May 12, 2015
Authors Christof Binder, Ph.D., MBA, and Robert B. Morrison, MBA, ASA BV/IA, discuss the presumptions of indefinite life valuation for trademarks, and analyze how indefinite lived brands behave on balance sheets over a period of ten years.
The valuation of an intangible asset is based on its useful life. For trademarks, appraisers regularly opt for an indefinite life, when no obvious factors exist that would limit the future economic life of the trademark. However, almost all brands are finite, and assuming indefiniteness can have two serious effects: one on value and one on
accounting. This article discusses such effects and suggests some guidelines and tools for how to analyze the life cycle of a brand and how to

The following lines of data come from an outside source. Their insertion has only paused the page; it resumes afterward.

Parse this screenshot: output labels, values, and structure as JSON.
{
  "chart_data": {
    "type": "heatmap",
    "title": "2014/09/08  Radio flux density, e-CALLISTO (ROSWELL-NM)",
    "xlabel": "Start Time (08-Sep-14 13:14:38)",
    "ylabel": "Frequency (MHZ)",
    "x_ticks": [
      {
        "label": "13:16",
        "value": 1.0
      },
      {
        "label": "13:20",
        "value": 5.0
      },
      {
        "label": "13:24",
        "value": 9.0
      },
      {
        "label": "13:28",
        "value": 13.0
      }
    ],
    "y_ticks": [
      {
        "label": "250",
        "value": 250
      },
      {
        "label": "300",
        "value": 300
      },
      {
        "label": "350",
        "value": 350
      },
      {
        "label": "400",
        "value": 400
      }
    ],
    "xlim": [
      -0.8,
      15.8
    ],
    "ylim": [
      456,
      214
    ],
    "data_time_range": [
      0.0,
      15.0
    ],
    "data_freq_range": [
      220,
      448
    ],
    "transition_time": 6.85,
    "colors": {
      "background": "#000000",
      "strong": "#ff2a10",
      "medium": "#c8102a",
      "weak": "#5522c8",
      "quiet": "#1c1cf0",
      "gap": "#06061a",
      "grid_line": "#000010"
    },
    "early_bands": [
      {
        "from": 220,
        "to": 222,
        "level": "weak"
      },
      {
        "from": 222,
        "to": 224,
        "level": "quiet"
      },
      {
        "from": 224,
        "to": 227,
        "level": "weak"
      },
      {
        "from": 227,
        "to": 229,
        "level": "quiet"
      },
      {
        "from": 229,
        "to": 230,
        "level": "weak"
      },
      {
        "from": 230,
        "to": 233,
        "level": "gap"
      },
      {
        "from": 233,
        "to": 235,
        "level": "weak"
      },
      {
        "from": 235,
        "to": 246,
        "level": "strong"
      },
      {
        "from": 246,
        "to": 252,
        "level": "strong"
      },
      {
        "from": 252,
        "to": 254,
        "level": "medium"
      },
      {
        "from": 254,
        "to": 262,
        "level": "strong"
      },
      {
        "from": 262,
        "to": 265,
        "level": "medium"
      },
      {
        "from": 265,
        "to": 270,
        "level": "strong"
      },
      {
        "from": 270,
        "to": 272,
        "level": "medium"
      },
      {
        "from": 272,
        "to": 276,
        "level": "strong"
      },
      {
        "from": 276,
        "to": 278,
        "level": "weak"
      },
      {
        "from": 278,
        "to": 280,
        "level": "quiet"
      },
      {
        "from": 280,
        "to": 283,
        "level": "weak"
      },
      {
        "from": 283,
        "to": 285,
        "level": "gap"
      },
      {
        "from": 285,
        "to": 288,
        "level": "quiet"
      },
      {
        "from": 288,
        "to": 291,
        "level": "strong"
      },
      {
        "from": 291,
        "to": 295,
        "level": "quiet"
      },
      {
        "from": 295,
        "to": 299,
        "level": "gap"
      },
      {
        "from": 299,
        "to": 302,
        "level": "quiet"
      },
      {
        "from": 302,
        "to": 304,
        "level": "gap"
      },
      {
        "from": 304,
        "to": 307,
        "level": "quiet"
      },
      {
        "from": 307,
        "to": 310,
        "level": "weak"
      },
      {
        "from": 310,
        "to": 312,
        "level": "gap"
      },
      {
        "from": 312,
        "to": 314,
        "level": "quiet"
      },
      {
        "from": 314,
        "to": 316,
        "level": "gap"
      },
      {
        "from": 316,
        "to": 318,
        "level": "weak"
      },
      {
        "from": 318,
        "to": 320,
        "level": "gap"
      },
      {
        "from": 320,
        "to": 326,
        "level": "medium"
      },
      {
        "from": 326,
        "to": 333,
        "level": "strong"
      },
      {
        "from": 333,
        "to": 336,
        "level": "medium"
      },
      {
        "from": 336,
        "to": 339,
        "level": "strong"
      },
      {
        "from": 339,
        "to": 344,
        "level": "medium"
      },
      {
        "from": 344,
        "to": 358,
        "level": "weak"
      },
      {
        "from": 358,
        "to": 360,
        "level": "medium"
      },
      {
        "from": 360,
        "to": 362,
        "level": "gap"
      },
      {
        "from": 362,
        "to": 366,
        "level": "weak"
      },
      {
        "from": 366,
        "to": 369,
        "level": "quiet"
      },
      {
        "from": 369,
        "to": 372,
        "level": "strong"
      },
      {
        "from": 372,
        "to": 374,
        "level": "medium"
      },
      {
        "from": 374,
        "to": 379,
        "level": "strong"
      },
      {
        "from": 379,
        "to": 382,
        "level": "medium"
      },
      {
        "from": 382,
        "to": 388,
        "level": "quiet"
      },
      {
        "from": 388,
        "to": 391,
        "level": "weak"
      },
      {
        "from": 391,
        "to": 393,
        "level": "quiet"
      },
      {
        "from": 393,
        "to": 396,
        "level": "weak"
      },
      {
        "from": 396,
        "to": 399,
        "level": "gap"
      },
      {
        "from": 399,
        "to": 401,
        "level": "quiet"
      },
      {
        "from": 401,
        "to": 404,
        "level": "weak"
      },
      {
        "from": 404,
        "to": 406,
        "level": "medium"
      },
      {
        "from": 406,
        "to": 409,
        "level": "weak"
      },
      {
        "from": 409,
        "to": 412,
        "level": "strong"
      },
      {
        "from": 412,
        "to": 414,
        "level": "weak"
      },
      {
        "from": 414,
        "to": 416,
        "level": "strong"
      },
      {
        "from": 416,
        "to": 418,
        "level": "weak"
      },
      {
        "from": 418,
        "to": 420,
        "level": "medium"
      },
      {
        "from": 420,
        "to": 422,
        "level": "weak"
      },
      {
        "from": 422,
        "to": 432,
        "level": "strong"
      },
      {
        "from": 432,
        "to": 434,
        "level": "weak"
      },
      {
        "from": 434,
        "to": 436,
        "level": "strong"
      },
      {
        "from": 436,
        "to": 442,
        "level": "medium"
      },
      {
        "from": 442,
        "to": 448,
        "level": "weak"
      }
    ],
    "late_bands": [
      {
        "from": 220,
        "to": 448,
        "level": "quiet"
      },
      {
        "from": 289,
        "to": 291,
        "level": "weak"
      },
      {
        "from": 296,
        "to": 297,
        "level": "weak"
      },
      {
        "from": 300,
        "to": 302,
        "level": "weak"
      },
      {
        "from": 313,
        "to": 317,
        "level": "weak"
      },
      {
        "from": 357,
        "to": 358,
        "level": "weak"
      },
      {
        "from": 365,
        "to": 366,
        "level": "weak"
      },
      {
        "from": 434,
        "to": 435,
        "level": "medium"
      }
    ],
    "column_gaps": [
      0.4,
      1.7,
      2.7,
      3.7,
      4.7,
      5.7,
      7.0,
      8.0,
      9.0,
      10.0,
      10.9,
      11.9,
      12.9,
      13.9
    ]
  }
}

estimate its remaining useful life (RUL). It also presents new research that examines indefinitelived trademarks and traces their reporting over
the past 10 years.
The article was published in Business Valuation Update, Vol. 21, No. 5, May 2015. Get the full article here.